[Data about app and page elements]

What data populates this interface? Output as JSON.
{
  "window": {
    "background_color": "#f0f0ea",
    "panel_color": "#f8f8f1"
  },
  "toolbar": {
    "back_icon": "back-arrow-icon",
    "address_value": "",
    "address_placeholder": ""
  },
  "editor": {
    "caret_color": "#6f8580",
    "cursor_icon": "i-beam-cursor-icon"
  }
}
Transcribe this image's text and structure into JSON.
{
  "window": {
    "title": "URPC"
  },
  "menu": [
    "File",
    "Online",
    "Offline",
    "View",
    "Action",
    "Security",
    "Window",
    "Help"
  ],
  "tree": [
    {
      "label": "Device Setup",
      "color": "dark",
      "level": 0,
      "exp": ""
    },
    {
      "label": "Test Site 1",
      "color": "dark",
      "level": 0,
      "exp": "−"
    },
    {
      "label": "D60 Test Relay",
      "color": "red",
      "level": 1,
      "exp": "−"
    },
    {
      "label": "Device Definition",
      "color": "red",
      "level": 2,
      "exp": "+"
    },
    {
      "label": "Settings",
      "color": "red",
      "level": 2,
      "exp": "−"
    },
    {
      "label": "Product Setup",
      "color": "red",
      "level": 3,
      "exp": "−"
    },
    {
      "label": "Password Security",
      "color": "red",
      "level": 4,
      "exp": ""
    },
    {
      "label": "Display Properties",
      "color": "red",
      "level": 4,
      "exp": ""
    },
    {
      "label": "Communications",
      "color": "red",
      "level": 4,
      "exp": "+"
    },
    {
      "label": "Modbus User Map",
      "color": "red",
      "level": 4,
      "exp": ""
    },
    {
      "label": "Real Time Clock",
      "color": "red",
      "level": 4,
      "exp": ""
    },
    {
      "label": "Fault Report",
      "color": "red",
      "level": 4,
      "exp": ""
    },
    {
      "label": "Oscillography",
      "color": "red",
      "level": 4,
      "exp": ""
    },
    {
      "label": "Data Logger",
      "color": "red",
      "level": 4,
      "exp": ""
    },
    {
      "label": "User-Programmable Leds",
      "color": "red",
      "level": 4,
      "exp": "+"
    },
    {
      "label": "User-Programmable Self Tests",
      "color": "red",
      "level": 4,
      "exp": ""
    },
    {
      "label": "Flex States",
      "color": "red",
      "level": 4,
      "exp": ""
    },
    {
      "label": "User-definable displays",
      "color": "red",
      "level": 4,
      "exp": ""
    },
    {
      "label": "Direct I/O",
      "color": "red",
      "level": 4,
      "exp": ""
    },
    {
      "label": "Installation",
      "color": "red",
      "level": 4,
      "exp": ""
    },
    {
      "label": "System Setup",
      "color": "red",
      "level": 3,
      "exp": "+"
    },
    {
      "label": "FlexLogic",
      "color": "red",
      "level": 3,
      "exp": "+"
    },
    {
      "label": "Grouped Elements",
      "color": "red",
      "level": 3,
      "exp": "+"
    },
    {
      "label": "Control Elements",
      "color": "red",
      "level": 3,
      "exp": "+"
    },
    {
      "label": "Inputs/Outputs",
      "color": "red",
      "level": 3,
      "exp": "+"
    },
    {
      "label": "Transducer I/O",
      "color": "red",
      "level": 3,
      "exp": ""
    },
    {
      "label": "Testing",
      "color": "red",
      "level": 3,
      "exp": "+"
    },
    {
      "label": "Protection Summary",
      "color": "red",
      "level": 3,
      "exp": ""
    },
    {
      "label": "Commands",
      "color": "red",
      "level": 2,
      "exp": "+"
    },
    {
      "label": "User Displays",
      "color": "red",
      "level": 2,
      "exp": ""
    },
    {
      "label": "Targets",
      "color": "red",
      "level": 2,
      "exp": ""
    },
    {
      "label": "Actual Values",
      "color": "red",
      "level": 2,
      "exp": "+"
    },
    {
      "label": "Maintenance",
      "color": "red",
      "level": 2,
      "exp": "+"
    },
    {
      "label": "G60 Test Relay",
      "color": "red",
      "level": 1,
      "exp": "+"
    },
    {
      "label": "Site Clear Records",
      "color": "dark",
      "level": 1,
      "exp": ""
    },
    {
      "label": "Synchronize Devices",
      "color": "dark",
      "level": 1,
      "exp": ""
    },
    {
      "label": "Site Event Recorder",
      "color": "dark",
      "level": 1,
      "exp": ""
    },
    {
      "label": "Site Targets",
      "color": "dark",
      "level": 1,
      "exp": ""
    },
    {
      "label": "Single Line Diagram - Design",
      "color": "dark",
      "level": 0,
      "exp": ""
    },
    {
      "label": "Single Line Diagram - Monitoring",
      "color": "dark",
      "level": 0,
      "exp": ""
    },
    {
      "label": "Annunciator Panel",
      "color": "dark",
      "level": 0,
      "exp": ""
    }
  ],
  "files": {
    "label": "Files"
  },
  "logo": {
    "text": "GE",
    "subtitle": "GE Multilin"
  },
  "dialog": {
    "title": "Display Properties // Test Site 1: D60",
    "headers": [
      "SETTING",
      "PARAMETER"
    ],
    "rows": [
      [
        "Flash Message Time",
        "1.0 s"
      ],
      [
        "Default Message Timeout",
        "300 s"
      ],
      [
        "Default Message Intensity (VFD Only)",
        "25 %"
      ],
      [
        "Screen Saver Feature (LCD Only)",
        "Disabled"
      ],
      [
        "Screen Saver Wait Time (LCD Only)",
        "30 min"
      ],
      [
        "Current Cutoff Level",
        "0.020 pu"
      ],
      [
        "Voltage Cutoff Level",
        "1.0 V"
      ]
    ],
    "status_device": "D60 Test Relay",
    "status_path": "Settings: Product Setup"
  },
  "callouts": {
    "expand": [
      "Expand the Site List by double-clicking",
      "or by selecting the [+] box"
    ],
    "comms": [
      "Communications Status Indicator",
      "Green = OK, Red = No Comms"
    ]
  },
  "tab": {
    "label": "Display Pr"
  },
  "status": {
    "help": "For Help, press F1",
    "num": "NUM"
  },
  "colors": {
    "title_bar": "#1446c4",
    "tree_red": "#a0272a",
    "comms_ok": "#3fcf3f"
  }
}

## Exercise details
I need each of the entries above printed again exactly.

## Problem solution
What data populates this interface? Output as JSON.
{
  "window": {
    "background_color": "#f0f0ea",
    "panel_color": "#f8f8f1"
  },
  "toolbar": {
    "back_icon": "back-arrow-icon",
    "address_value": "",
    "address_placeholder": ""
  },
  "editor": {
    "caret_color": "#6f8580",
    "cursor_icon": "i-beam-cursor-icon"
  }
}
Transcribe this image's text and structure into JSON.
{
  "window": {
    "title": "URPC"
  },
  "menu": [
    "File",
    "Online",
    "Offline",
    "View",
    "Action",
    "Security",
    "Window",
    "Help"
  ],
  "tree": [
    {
      "label": "Device Setup",
      "color": "dark",
      "level": 0,
      "exp": ""
    },
    {
      "label": "Test Site 1",
      "color": "dark",
      "level": 0,
      "exp": "−"
    },
    {
      "label": "D60 Test Relay",
      "color": "red",
      "level": 1,
      "exp": "−"
    },
    {
      "label": "Device Definition",
      "color": "red",
      "level": 2,
      "exp": "+"
    },
    {
      "label": "Settings",
      "color": "red",
      "level": 2,
      "exp": "−"
    },
    {
      "label": "Product Setup",
      "color": "red",
      "level": 3,
      "exp": "−"
    },
    {
      "label": "Password Security",
      "color": "red",
      "level": 4,
      "exp": ""
    },
    {
      "label": "Display Properties",
      "color": "red",
      "level": 4,
      "exp": ""
    },
    {
      "label": "Communications",
      "color": "red",
      "level": 4,
      "exp": "+"
    },
    {
      "label": "Modbus User Map",
      "color": "red",
      "level": 4,
      "exp": ""
    },
    {
      "label": "Real Time Clock",
      "color": "red",
      "level": 4,
      "exp": ""
    },
    {
      "label": "Fault Report",
      "color": "red",
      "level": 4,
      "exp": ""
    },
    {
      "label": "Oscillography",
      "color": "red",
      "level": 4,
      "exp": ""
    },
    {
      "label": "Data Logger",
      "color": "red",
      "level": 4,
      "exp": ""
    },
    {
      "label": "User-Programmable Leds",
      "color": "red",
      "level": 4,
      "exp": "+"
    },
    {
      "label": "User-Programmable Self Tests",
      "color": "red",
      "level": 4,
      "exp": ""
    },
    {
      "label": "Flex States",
      "color": "red",
      "level": 4,
      "exp": ""
    },
    {
      "label": "User-definable displays",
      "color": "red",
      "level": 4,
      "exp": ""
    },
    {
      "label": "Direct I/O",
      "color": "red",
      "level": 4,
      "exp": ""
    },
    {
      "label": "Installation",
      "color": "red",
      "level": 4,
      "exp": ""
    },
    {
      "label": "System Setup",
      "color": "red",
      "level": 3,
      "exp": "+"
    },
    {
      "label": "FlexLogic",
      "color": "red",
      "level": 3,
      "exp": "+"
    },
    {
      "label": "Grouped Elements",
      "color": "red",
      "level": 3,
      "exp": "+"
    },
    {
      "label": "Control Elements",
      "color": "red",
      "level": 3,
      "exp": "+"
    },
    {
      "label": "Inputs/Outputs",
      "color": "red",
      "level": 3,
      "exp": "+"
    },
    {
      "label": "Transducer I/O",
      "color": "red",
      "level": 3,
      "exp": ""
    },
    {
      "label": "Testing",
      "color": "red",
      "level": 3,
      "exp": "+"
    },
    {
      "label": "Protection Summary",
      "color": "red",
      "level": 3,
      "exp": ""
    },
    {
      "label": "Commands",
      "color": "red",
      "level": 2,
      "exp": "+"
    },
    {
      "label": "User Displays",
      "color": "red",
      "level": 2,
      "exp": ""
    },
    {
      "label": "Targets",
      "color": "red",
      "level": 2,
      "exp": ""
    },
    {
      "label": "Actual Values",
      "color": "red",
      "level": 2,
      "exp": "+"
    },
    {
      "label": "Maintenance",
      "color": "red",
      "level": 2,
      "exp": "+"
    },
    {
      "label": "G60 Test Relay",
      "color": "red",
      "level": 1,
      "exp": "+"
    },
    {
      "label": "Site Clear Records",
      "color": "dark",
      "level": 1,
      "exp": ""
    },
    {
      "label": "Synchronize Devices",
      "color": "dark",
      "level": 1,
      "exp": ""
    },
    {
      "label": "Site Event Recorder",
      "color": "dark",
      "level": 1,
      "exp": ""
    },
    {
      "label": "Site Targets",
      "color": "dark",
      "level": 1,
      "exp": ""
    },
    {
      "label": "Single Line Diagram - Design",
      "color": "dark",
      "level": 0,
      "exp": ""
    },
    {
      "label": "Single Line Diagram - Monitoring",
      "color": "dark",
      "level": 0,
      "exp": ""
    },
    {
      "label": "Annunciator Panel",
      "color": "dark",
      "level": 0,
      "exp": ""
    }
  ],
  "files": {
    "label": "Files"
  },
  "logo": {
    "text": "GE",
    "subtitle": "GE Multilin"
  },
  "dialog": {
    "title": "Display Properties // Test Site 1: D60",
    "headers": [
      "SETTING",
      "PARAMETER"
    ],
    "rows": [
      [
        "Flash Message Time",
        "1.0 s"
      ],
      [
        "Default Message Timeout",
        "300 s"
      ],
      [
        "Default Message Intensity (VFD Only)",
        "25 %"
      ],
      [
        "Screen Saver Feature (LCD Only)",
        "Disabled"
      ],
      [
        "Screen Saver Wait Time (LCD Only)",
        "30 min"
      ],
      [
        "Current Cutoff Level",
        "0.020 pu"
      ],
      [
        "Voltage Cutoff Level",
        "1.0 V"
      ]
    ],
    "status_device": "D60 Test Relay",
    "status_path": "Settings: Product Setup"
  },
  "callouts": {
    "expand": [
      "Expand the Site List by double-clicking",
      "or by selecting the [+] box"
    ],
    "comms": [
      "Communications Status Indicator",
      "Green = OK, Red = No Comms"
    ]
  },
  "tab": {
    "label": "Display Pr"
  },
  "status": {
    "help": "For Help, press F1",
    "num": "NUM"
  },
  "colors": {
    "title_bar": "#1446c4",
    "tree_red": "#a0272a",
    "comms_ok": "#3fcf3f"
  }
}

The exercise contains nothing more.